The covid-19 pandemic placed some unusual information demands from LPs on their GPs, the speakers said. For a time, everyone seemed to want constant updates on how covid was affecting their portfolio companies. That led some of the panelists to go through and assign a risk rating – red, yellow and green – to each of their holdings in each of their funds. This way the clients could quickly access the problems in six key sectors, including health and safety, strategic and investment impact.
In the field of best practices, the panelists agreed that it is important for firms to operate from one data lake or template that would act as the “source of truth” for each fund. The aim: consistent messaging. GPs should avoid giving different answers to the same question at all costs.
Another panelist talked of developing an information template and adjusting the template based on the frequency of customer requests. The advantage of the template is that it can be reviewed and examined by all tiers of an organization.
The general feeling at the panel was that there is increasing demand for two types of information: standard information and bespoke or custom requests. Processes had to be in place to handle both types of requests promptly.
“The human action of breaking bread we all miss, but the efficiency of what we were able to do with pre-recorded and virtual live events [is now a fixture]”
One panelist said his firm aims to turn around LP client requests within 24 hours, admitting that it was not always possible.
Another speaker spoke of establishing an investor reporting group made of representatives of the deal, IT and client services teams to plan steps and processes to deliver the information to clients. Such a firm-wide effort helps to collapse the silos of information that spring up. The object, the person said, is to spread knowledge and understanding across the institution.
Other firms recounted great success when they pre-recorded and posted their annual meetings and held Zoom meetings for their committees. Two funds reported more viewers of their virtual events than attendees at the normal on-site events. Noting the incredible efficiency of virtual meetings, funds are now looking for some way to combine both on- and off-site elements.

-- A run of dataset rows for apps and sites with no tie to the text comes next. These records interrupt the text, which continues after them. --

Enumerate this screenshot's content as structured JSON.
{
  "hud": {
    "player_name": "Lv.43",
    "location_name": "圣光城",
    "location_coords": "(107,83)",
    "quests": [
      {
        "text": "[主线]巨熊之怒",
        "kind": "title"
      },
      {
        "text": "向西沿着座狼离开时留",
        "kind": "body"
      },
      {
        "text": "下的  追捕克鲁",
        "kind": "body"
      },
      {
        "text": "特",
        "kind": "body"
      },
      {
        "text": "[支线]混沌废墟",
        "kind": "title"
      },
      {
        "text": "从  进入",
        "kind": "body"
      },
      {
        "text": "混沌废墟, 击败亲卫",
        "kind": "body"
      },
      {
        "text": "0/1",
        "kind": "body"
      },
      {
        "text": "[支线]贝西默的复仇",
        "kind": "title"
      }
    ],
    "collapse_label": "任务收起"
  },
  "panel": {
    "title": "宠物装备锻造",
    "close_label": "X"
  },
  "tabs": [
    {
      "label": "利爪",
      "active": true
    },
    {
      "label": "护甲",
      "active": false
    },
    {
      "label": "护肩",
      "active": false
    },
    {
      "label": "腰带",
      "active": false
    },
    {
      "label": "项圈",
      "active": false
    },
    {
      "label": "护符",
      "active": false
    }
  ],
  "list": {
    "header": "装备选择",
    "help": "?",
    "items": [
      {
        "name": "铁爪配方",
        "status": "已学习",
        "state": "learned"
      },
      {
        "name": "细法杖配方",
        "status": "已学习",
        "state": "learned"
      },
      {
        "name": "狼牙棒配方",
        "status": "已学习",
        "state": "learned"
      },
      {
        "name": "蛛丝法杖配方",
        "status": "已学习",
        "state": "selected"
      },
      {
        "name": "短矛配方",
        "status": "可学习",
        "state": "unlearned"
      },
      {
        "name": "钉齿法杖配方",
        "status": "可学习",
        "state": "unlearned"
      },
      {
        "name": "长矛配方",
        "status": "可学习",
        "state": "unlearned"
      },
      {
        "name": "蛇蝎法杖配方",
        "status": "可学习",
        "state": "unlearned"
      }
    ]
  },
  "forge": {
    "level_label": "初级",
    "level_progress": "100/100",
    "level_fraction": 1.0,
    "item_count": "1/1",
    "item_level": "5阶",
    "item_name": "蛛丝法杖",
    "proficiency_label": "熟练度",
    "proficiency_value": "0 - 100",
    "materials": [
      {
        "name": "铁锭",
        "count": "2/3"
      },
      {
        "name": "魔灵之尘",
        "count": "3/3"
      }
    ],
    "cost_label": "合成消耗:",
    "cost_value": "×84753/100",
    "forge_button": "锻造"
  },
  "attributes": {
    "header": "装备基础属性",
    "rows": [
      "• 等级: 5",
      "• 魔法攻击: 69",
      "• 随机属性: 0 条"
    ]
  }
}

‘To Zoom’ is here to stay
At another panel, speakers noted that virtual meetings are now embedded in the communications strategy of their office and among the deal teams, despite a gradual return toward in-person meetings as covid vaccination numbers climb.
Panelists agreed that “to Zoom” was among the permanent changes to their operations, even as some working patterns resumed.
“We’re going to consult with our LPs” about how best to communicate, said one CFO. “The human action of breaking bread we all miss, but the efficiency of what we were able to do with pre-recorded and virtual live events” is now a fixture.
Another explained that her firm pre-recorded briefings and updates, often in segments “so we could take them and use them in other areas… You felt like you were on TV for three or four hours with consultants and investors at the same time and not having to worry about plane and train schedules. It really didn’t slow down any of the fundraising and investor meetings.”
“[Pre-recorded briefings] really didn’t slow down any of the fundraising and investor meetings”
Another said her firm had reviewed “how much of our portfolio board meetings we should do (annually) in person… we could do at least one or two virtually and two in-person.”Virtual, said one private credit advisory firm COO, means “the cost per at-bat has gotten less.” The savings in time and money on first-time screening meetings was the greatest benefit of virtual fundraising and one they would continue to employ.
The CFO of a mid-market private equity firm that recently closed its fifth fund said the fundraising and due diligence process sped along during the pandemic. “We can do three to four calls in a day,” she said, compared with that many physical meetings in a week.
Emerging long-term advantages of virtual fundraising include the ability to share and refer to documents easily, as well as the ability to bring larger numbers of partners onto fundraising calls. Pre-pandemic, it was more difficult to get schedules to align.